Right to Organize

When workers stick together as a union, they have bargaining power and a collective voice that they simply do not have when they are not unionized.  Being a member of a union not only gives you a better position to get better wages, benefits and working conditions, you also get job security.  Non-union workers have limited rights and can be fired “at-will”, for no reason.  Just because your boss is having a bad day and decides he/she doesn’t want you around anymore. Non-union workers also find that the rules can change at the whim of the employer.

  • Fought efforts to cut funding for the NLRB and to remove the board’s authority to enforce labor laws.

Immigration Reform

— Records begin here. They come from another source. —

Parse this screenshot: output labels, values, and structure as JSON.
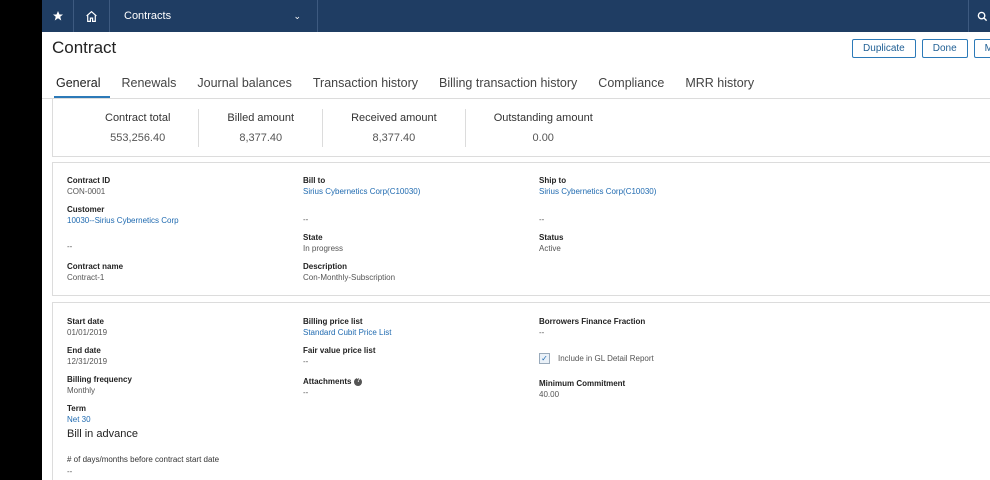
{
  "topbar": {
    "menu_label": "Contracts"
  },
  "header": {
    "title": "Contract",
    "actions": {
      "duplicate": "Duplicate",
      "done": "Done",
      "more": "M"
    }
  },
  "tabs": [
    {
      "label": "General",
      "active": true
    },
    {
      "label": "Renewals"
    },
    {
      "label": "Journal balances"
    },
    {
      "label": "Transaction history"
    },
    {
      "label": "Billing transaction history"
    },
    {
      "label": "Compliance"
    },
    {
      "label": "MRR history"
    }
  ],
  "totals": [
    {
      "label": "Contract total",
      "value": "553,256.40"
    },
    {
      "label": "Billed amount",
      "value": "8,377.40"
    },
    {
      "label": "Received amount",
      "value": "8,377.40"
    },
    {
      "label": "Outstanding amount",
      "value": "0.00"
    }
  ],
  "details": {
    "contract_id_label": "Contract ID",
    "contract_id": "CON-0001",
    "customer_label": "Customer",
    "customer": "10030--Sirius Cybernetics Corp",
    "customer_sub": "--",
    "contract_name_label": "Contract name",
    "contract_name": "Contract-1",
    "bill_to_label": "Bill to",
    "bill_to": "Sirius Cybernetics Corp(C10030)",
    "bill_to_sub": "--",
    "state_label": "State",
    "state": "In progress",
    "description_label": "Description",
    "description": "Con-Monthly-Subscription",
    "ship_to_label": "Ship to",
    "ship_to": "Sirius Cybernetics Corp(C10030)",
    "ship_to_sub": "--",
    "status_label": "Status",
    "status": "Active"
  },
  "terms": {
    "start_date_label": "Start date",
    "start_date": "01/01/2019",
    "end_date_label": "End date",
    "end_date": "12/31/2019",
    "billing_frequency_label": "Billing frequency",
    "billing_frequency": "Monthly",
    "term_label": "Term",
    "term": "Net 30",
    "bill_in_advance": "Bill in advance",
    "days_before_label": "# of days/months before contract start date",
    "days_before": "--",
    "billing_price_list_label": "Billing price list",
    "billing_price_list": "Standard Cubit Price List",
    "fair_value_label": "Fair value price list",
    "fair_value": "--",
    "attachments_label": "Attachments",
    "attachments": "--",
    "borrowers_label": "Borrowers Finance Fraction",
    "borrowers": "--",
    "include_gl_label": "Include in GL Detail Report",
    "include_gl_checked": true,
    "min_commitment_label": "Minimum Commitment",
    "min_commitment": "40.00"
  }
}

Employers who take advantage of immigrant workers drive down wages and benefits for all of us. It’s clear—our current immigration law is broken. Immigration reform is important to UFCW members, many of whom know from personal experience working with the wide range of cultures and backgrounds in places like our nation’s packing and processing plants that the role of immigration in our communities is very complex and comprehensive reform is going to take more than partisan, political mudslinging.

  • Fought efforts to lower wage standards for H-2B guest workers

Recent News

Celebrating UFCW Moms: Local 1189 Rep and Single Mother Tamara Jones on The Importance of the Labor Movement and Why She Loves Being Union

May 6, 2015

Tamara Jones has been a proud UFCW member for 14 years, and has been on staff since 2007.  She worked in activities at Viewcrest Health Center, in Duluth, Minnesota where she was a union steward and then became a member of the UFCW Local 1116 Executive Board prior to becoming a Union Representative.  She is also the Region 6 […]

UFCW Local 655 Members Support Groundbreaking Candidate in Landmark Ferguson, Mo., Election

April 14, 2015

Last week, Ella Jones became the first female African American candidate to be elected to the City Council in Ferguson, Mo., thanks in part to the endorsement and support of UFCW Local 655. UFCW members got involved in the local race because of their desire to elect local leadership that was a better reflection of […]

Tell Walmart: Help Striking Farm Workers

April 13, 2015

This post was written by our friends at UFW. On March 17th, thousands of farm workers toiling in the San Quintín Valley—an export oriented agricultural region in Baja California Norte—walked off their jobs in protest of low wages, poor working conditions, and alleged violations of Mexican labor law. Nearly three weeks later, key demands made […]

UFCW Local 655 Hosts Diversity Training for Local Leaders

April 2, 2015

UFCW Local 655 members and staff in Saint Louis, Mo., attended the first Equity and Inclusion Diversity Leadership Training put together by the UFCW Civil Rights and Community Action Department. Over the course of two and a half days, about a dozen UFCW Local 655 leaders from a variety of backgrounds participated in the first […]

UFCW President Perrone in Response to Governor Pence: Fully Repeal Indiana’s Discriminatory Law

March 31, 2015

WASHINGTON, D.C.—Marc Perrone, International President of the 1.3 million member United Food and Commercial Workers International Union (UFCW), called for a full repeal of the Religious Freedom Restoration Act in response to Indiana Governor Mike Pence’s press conference where he offered to fix the law without providing specifics. “This law is not about freedom, it […]

Young Workers From Across the Country Participate in the AFL-CIO Next Up Young Worker Summit

March 24, 2015

Last week, over 1,000 young workers and union activists headed to the AFL-CIO Next Up Young Worker Summit in Chicago, eager to share and learn more about how we can work together for economic and social justice. Over 70 UFCW and RWDSU members were in attendance, including many of the 2014 GOLD internship program participants. UFCW member and […]

Women’s History Month: Celebrating the Lives of Addie Wyatt and Dolores Huerta

March 23, 2015

The third week of Women’s History Month gives us an opportunity to pay tribute to Addie Wyatt and Dolores Huerta, two extraordinary women who were shaped by the Great Depression, fought for workers’ rights during the height of the American Feminist Movement, and changed the face of organized labor. Addie Loraine Cameron, better known as […]